=== Data to examine ===
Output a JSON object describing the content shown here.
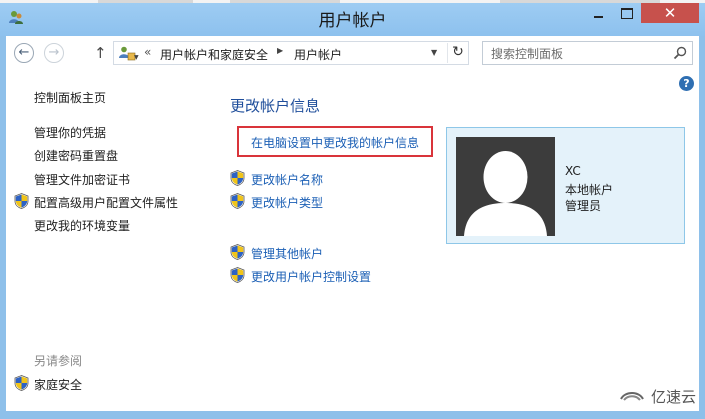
{
  "window": {
    "title": "用户帐户",
    "close_glyph": "✕"
  },
  "navbar": {
    "back_glyph": "←",
    "forward_glyph": "→",
    "up_glyph": "↑",
    "path_overflow": "«",
    "breadcrumbs": [
      "用户帐户和家庭安全",
      "用户帐户"
    ],
    "crumb_separator": "▶",
    "refresh_glyph": "↻",
    "search_placeholder": "搜索控制面板"
  },
  "help_glyph": "?",
  "sidebar": {
    "home": "控制面板主页",
    "items": [
      {
        "label": "管理你的凭据",
        "icon": "none"
      },
      {
        "label": "创建密码重置盘",
        "icon": "none"
      },
      {
        "label": "管理文件加密证书",
        "icon": "none"
      },
      {
        "label": "配置高级用户配置文件属性",
        "icon": "shield-icon"
      },
      {
        "label": "更改我的环境变量",
        "icon": "none"
      }
    ],
    "see_also_title": "另请参阅",
    "see_also_items": [
      {
        "label": "家庭安全",
        "icon": "shield-icon"
      }
    ]
  },
  "main": {
    "heading": "更改帐户信息",
    "pc_settings_link": "在电脑设置中更改我的帐户信息",
    "tasks": [
      {
        "label": "更改帐户名称",
        "icon": "shield-icon"
      },
      {
        "label": "更改帐户类型",
        "icon": "shield-icon"
      },
      {
        "label": "管理其他帐户",
        "icon": "shield-icon"
      },
      {
        "label": "更改用户帐户控制设置",
        "icon": "shield-icon"
      }
    ]
  },
  "account": {
    "name": "XC",
    "type": "本地帐户",
    "role": "管理员"
  },
  "watermark": {
    "text": "亿速云"
  },
  "colors": {
    "titlebar": "#8dc1ee",
    "link": "#1b5fb5",
    "heading": "#1f4e9b",
    "highlight_border": "#d9343a",
    "card_bg": "#e4f2fa",
    "close_button": "#c7514c"
  }
}
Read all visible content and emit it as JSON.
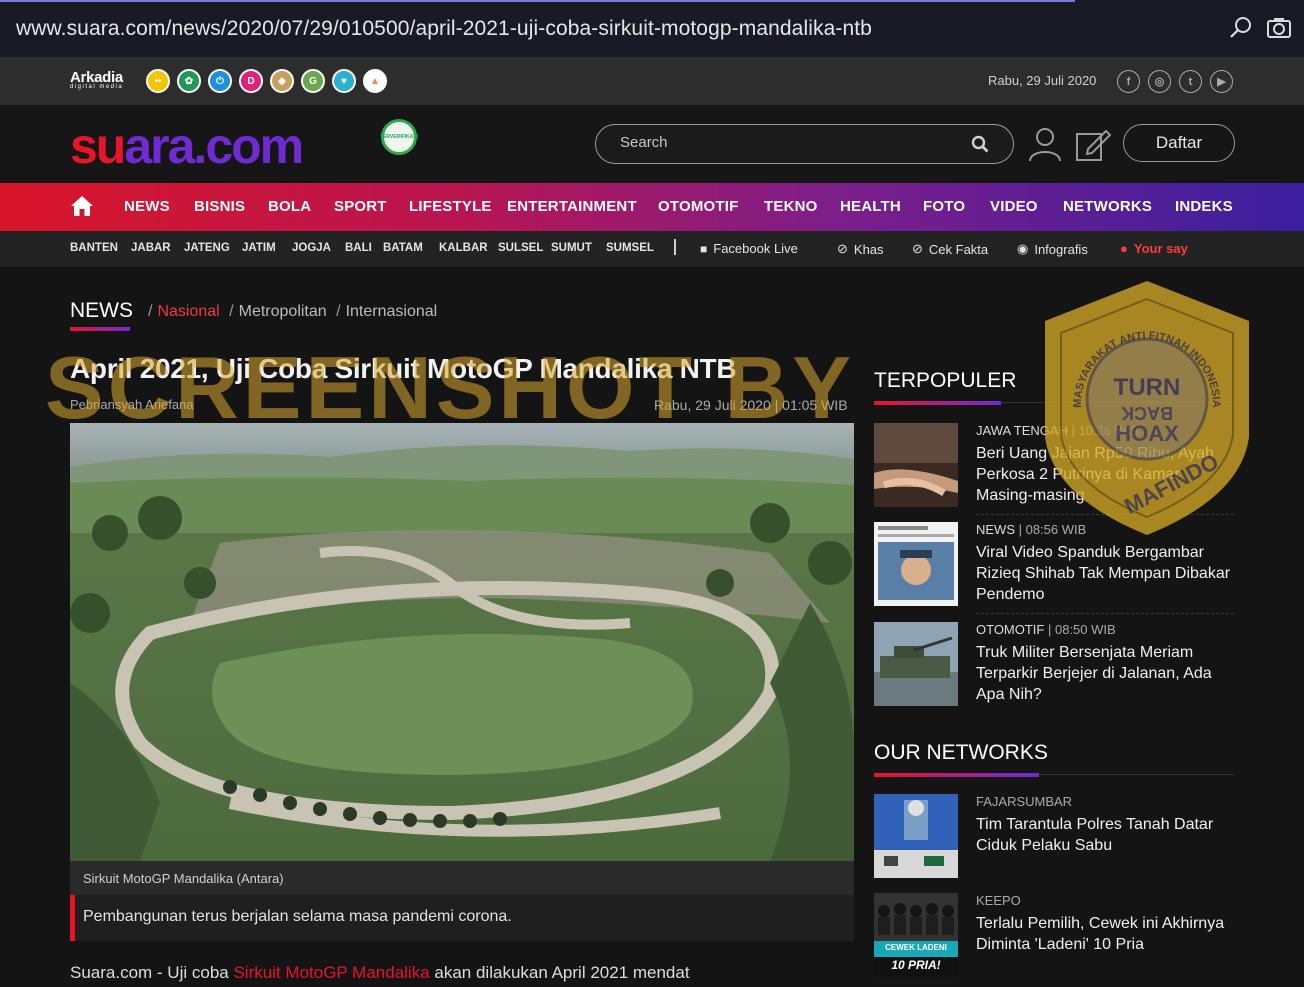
{
  "browser": {
    "url": "www.suara.com/news/2020/07/29/010500/april-2021-uji-coba-sirkuit-motogp-mandalika-ntb"
  },
  "topbar": {
    "arkadia": "Arkadia",
    "arkadia_sub": "digital media",
    "date": "Rabu, 29 Juli 2020",
    "brands": [
      "mata",
      "flower",
      "power",
      "D",
      "crest",
      "G",
      "chat",
      "triangle"
    ],
    "brand_colors": [
      "#f6c500",
      "#1d9a55",
      "#1f8fdc",
      "#e0207a",
      "#c7a05a",
      "#6aa84f",
      "#2ab0d0",
      "#ffffff"
    ],
    "social": [
      "facebook-icon",
      "instagram-icon",
      "twitter-icon",
      "youtube-icon"
    ]
  },
  "header": {
    "logo_part1": "su",
    "logo_part2": "ara",
    "logo_part3": ".com",
    "badge": "TERVERIFIKASI",
    "search_placeholder": "Search",
    "register_label": "Daftar"
  },
  "nav": {
    "items": [
      "NEWS",
      "BISNIS",
      "BOLA",
      "SPORT",
      "LIFESTYLE",
      "ENTERTAINMENT",
      "OTOMOTIF",
      "TEKNO",
      "HEALTH",
      "FOTO",
      "VIDEO",
      "NETWORKS",
      "INDEKS"
    ]
  },
  "subnav": {
    "regions": [
      "BANTEN",
      "JABAR",
      "JATENG",
      "JATIM",
      "JOGJA",
      "BALI",
      "BATAM",
      "KALBAR",
      "SULSEL",
      "SUMUT",
      "SUMSEL"
    ],
    "features": [
      "Facebook Live",
      "Khas",
      "Cek Fakta",
      "Infografis",
      "Your say"
    ]
  },
  "section": {
    "title": "NEWS",
    "crumbs": [
      "Nasional",
      "Metropolitan",
      "Internasional"
    ]
  },
  "article": {
    "title": "April 2021, Uji Coba Sirkuit MotoGP Mandalika NTB",
    "author": "Pebriansyah Ariefana",
    "date": "Rabu, 29 Juli 2020 | 01:05 WIB",
    "caption": "Sirkuit MotoGP Mandalika (Antara)",
    "lead": "Pembangunan terus berjalan selama masa pandemi corona.",
    "body_start": "Suara.com - Uji coba ",
    "body_link": "Sirkuit MotoGP Mandalika",
    "body_end": " akan dilakukan April 2021 mendat"
  },
  "watermark": "SCREENSHOT BY",
  "stamp": {
    "ring": "MASYARAKAT ANTI FITNAH INDONESIA",
    "center_1": "TURN",
    "center_2": "BACK",
    "center_3": "HOAX",
    "bottom": "MAFINDO"
  },
  "terpopuler": {
    "title": "TERPOPULER",
    "items": [
      {
        "cat": "JAWA TENGAH",
        "time": "10:26 WIB",
        "title": "Beri Uang Jajan Rp50 Ribu, Ayah Perkosa 2 Putrinya di Kamar Masing-masing"
      },
      {
        "cat": "NEWS",
        "time": "08:56 WIB",
        "title": "Viral Video Spanduk Bergambar Rizieq Shihab Tak Mempan Dibakar Pendemo"
      },
      {
        "cat": "OTOMOTIF",
        "time": "08:50 WIB",
        "title": "Truk Militer Bersenjata Meriam Terparkir Berjejer di Jalanan, Ada Apa Nih?"
      }
    ]
  },
  "networks": {
    "title": "OUR NETWORKS",
    "items": [
      {
        "source": "FAJARSUMBAR",
        "title": "Tim Tarantula Polres Tanah Datar Ciduk Pelaku Sabu"
      },
      {
        "source": "KEEPO",
        "title": "Terlalu Pemilih, Cewek ini Akhirnya Diminta 'Ladeni' 10 Pria",
        "thumb_text_1": "CEWEK LADENI",
        "thumb_text_2": "10 PRIA!"
      }
    ]
  }
}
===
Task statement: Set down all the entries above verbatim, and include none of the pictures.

Response area:
Output a JSON object describing the content shown here.
{
  "window": {
    "title": "用户帐户",
    "close_glyph": "✕"
  },
  "navbar": {
    "back_glyph": "←",
    "forward_glyph": "→",
    "up_glyph": "↑",
    "path_overflow": "«",
    "breadcrumbs": [
      "用户帐户和家庭安全",
      "用户帐户"
    ],
    "crumb_separator": "▶",
    "refresh_glyph": "↻",
    "search_placeholder": "搜索控制面板"
  },
  "help_glyph": "?",
  "sidebar": {
    "home": "控制面板主页",
    "items": [
      {
        "label": "管理你的凭据",
        "icon": "none"
      },
      {
        "label": "创建密码重置盘",
        "icon": "none"
      },
      {
        "label": "管理文件加密证书",
        "icon": "none"
      },
      {
        "label": "配置高级用户配置文件属性",
        "icon": "shield-icon"
      },
      {
        "label": "更改我的环境变量",
        "icon": "none"
      }
    ],
    "see_also_title": "另请参阅",
    "see_also_items": [
      {
        "label": "家庭安全",
        "icon": "shield-icon"
      }
    ]
  },
  "main": {
    "heading": "更改帐户信息",
    "pc_settings_link": "在电脑设置中更改我的帐户信息",
    "tasks": [
      {
        "label": "更改帐户名称",
        "icon": "shield-icon"
      },
      {
        "label": "更改帐户类型",
        "icon": "shield-icon"
      },
      {
        "label": "管理其他帐户",
        "icon": "shield-icon"
      },
      {
        "label": "更改用户帐户控制设置",
        "icon": "shield-icon"
      }
    ]
  },
  "account": {
    "name": "XC",
    "type": "本地帐户",
    "role": "管理员"
  },
  "watermark": {
    "text": "亿速云"
  },
  "colors": {
    "titlebar": "#8dc1ee",
    "link": "#1b5fb5",
    "heading": "#1f4e9b",
    "highlight_border": "#d9343a",
    "card_bg": "#e4f2fa",
    "close_button": "#c7514c"
  }
}
Read all visible content and emit it as JSON.
{
  "browser": {
    "url": "www.suara.com/news/2020/07/29/010500/april-2021-uji-coba-sirkuit-motogp-mandalika-ntb"
  },
  "topbar": {
    "arkadia": "Arkadia",
    "arkadia_sub": "digital media",
    "date": "Rabu, 29 Juli 2020",
    "brands": [
      "mata",
      "flower",
      "power",
      "D",
      "crest",
      "G",
      "chat",
      "triangle"
    ],
    "brand_colors": [
      "#f6c500",
      "#1d9a55",
      "#1f8fdc",
      "#e0207a",
      "#c7a05a",
      "#6aa84f",
      "#2ab0d0",
      "#ffffff"
    ],
    "social": [
      "facebook-icon",
      "instagram-icon",
      "twitter-icon",
      "youtube-icon"
    ]
  },
  "header": {
    "logo_part1": "su",
    "logo_part2": "ara",
    "logo_part3": ".com",
    "badge": "TERVERIFIKASI",
    "search_placeholder": "Search",
    "register_label": "Daftar"
  },
  "nav": {
    "items": [
      "NEWS",
      "BISNIS",
      "BOLA",
      "SPORT",
      "LIFESTYLE",
      "ENTERTAINMENT",
      "OTOMOTIF",
      "TEKNO",
      "HEALTH",
      "FOTO",
      "VIDEO",
      "NETWORKS",
      "INDEKS"
    ]
  },
  "subnav": {
    "regions": [
      "BANTEN",
      "JABAR",
      "JATENG",
      "JATIM",
      "JOGJA",
      "BALI",
      "BATAM",
      "KALBAR",
      "SULSEL",
      "SUMUT",
      "SUMSEL"
    ],
    "features": [
      "Facebook Live",
      "Khas",
      "Cek Fakta",
      "Infografis",
      "Your say"
    ]
  },
  "section": {
    "title": "NEWS",
    "crumbs": [
      "Nasional",
      "Metropolitan",
      "Internasional"
    ]
  },
  "article": {
    "title": "April 2021, Uji Coba Sirkuit MotoGP Mandalika NTB",
    "author": "Pebriansyah Ariefana",
    "date": "Rabu, 29 Juli 2020 | 01:05 WIB",
    "caption": "Sirkuit MotoGP Mandalika (Antara)",
    "lead": "Pembangunan terus berjalan selama masa pandemi corona.",
    "body_start": "Suara.com - Uji coba ",
    "body_link": "Sirkuit MotoGP Mandalika",
    "body_end": " akan dilakukan April 2021 mendat"
  },
  "watermark": "SCREENSHOT BY",
  "stamp": {
    "ring": "MASYARAKAT ANTI FITNAH INDONESIA",
    "center_1": "TURN",
    "center_2": "BACK",
    "center_3": "HOAX",
    "bottom": "MAFINDO"
  },
  "terpopuler": {
    "title": "TERPOPULER",
    "items": [
      {
        "cat": "JAWA TENGAH",
        "time": "10:26 WIB",
        "title": "Beri Uang Jajan Rp50 Ribu, Ayah Perkosa 2 Putrinya di Kamar Masing-masing"
      },
      {
        "cat": "NEWS",
        "time": "08:56 WIB",
        "title": "Viral Video Spanduk Bergambar Rizieq Shihab Tak Mempan Dibakar Pendemo"
      },
      {
        "cat": "OTOMOTIF",
        "time": "08:50 WIB",
        "title": "Truk Militer Bersenjata Meriam Terparkir Berjejer di Jalanan, Ada Apa Nih?"
      }
    ]
  },
  "networks": {
    "title": "OUR NETWORKS",
    "items": [
      {
        "source": "FAJARSUMBAR",
        "title": "Tim Tarantula Polres Tanah Datar Ciduk Pelaku Sabu"
      },
      {
        "source": "KEEPO",
        "title": "Terlalu Pemilih, Cewek ini Akhirnya Diminta 'Ladeni' 10 Pria",
        "thumb_text_1": "CEWEK LADENI",
        "thumb_text_2": "10 PRIA!"
      }
    ]
  }
}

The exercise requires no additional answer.